** What is needed **
From the listing below, copy each line that contains the word "this".

** Exercise material **
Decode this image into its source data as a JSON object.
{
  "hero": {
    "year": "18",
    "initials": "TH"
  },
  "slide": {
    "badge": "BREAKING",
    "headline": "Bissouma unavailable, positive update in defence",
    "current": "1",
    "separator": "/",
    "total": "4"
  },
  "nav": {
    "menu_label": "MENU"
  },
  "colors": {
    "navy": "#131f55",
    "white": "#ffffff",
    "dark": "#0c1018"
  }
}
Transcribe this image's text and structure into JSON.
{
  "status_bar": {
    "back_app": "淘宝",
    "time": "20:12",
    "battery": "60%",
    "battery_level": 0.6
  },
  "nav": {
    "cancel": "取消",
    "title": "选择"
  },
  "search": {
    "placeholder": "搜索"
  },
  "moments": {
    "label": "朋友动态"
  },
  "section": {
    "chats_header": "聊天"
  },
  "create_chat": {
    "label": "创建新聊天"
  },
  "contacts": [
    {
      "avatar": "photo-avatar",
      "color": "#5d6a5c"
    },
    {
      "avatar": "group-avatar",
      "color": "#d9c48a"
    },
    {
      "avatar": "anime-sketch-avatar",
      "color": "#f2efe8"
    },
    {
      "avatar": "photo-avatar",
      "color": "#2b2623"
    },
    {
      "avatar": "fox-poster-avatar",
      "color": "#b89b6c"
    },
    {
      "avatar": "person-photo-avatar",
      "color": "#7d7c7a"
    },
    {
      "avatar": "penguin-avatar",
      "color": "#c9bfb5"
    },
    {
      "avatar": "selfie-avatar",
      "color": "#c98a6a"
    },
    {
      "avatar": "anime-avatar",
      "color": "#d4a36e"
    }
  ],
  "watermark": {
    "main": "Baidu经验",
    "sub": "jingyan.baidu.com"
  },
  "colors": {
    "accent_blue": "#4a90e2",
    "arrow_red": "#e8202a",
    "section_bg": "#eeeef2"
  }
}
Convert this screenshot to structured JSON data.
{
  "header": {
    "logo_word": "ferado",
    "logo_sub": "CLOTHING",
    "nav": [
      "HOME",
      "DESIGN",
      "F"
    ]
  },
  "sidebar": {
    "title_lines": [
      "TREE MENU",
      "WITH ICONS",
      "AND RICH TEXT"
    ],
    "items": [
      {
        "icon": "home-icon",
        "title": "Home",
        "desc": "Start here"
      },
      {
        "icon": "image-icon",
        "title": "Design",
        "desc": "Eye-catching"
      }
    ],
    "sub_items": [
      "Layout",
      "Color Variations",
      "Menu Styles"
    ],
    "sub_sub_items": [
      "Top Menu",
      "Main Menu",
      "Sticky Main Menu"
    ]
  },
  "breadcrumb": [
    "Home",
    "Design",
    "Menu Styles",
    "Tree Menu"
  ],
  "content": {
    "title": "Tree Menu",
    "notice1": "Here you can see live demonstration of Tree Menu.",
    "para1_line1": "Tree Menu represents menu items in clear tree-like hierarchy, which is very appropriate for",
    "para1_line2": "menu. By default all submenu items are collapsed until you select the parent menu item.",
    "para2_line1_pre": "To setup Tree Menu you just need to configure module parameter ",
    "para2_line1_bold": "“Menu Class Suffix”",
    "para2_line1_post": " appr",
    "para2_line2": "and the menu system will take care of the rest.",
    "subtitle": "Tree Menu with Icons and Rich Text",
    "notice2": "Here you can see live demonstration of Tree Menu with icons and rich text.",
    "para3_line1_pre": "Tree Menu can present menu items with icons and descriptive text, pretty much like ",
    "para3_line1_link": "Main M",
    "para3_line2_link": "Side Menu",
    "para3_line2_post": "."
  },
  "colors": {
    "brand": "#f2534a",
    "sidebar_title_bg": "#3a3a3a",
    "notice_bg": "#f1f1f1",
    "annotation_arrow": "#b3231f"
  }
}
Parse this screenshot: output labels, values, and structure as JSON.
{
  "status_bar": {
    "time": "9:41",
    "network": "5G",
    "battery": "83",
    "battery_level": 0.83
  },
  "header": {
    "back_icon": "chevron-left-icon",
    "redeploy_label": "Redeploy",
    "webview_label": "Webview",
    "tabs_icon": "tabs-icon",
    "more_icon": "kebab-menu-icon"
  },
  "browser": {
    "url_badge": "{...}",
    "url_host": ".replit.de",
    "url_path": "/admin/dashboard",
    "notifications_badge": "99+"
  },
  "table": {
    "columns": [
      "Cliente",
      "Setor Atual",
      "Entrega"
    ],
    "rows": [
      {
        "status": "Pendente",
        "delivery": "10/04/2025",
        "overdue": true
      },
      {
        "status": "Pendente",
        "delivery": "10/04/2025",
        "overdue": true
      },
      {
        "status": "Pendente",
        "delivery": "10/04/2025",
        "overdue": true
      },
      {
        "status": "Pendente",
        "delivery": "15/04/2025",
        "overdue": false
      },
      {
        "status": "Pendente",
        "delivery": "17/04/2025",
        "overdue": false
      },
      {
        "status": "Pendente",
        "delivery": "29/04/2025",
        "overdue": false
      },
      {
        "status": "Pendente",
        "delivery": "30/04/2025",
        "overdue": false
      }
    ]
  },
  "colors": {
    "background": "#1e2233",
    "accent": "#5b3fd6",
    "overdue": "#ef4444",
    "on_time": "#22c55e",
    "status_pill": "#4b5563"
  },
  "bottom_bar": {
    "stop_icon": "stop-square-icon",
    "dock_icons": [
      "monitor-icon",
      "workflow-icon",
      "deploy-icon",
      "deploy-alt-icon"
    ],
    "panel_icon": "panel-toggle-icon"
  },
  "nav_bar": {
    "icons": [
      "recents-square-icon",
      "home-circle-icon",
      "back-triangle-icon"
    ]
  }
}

** Output of the task **
Decode this image into its source data as a JSON object.
Transcribe this image's text and structure into JSON.
Convert this screenshot to structured JSON data.
Parse this screenshot: output labels, values, and structure as JSON.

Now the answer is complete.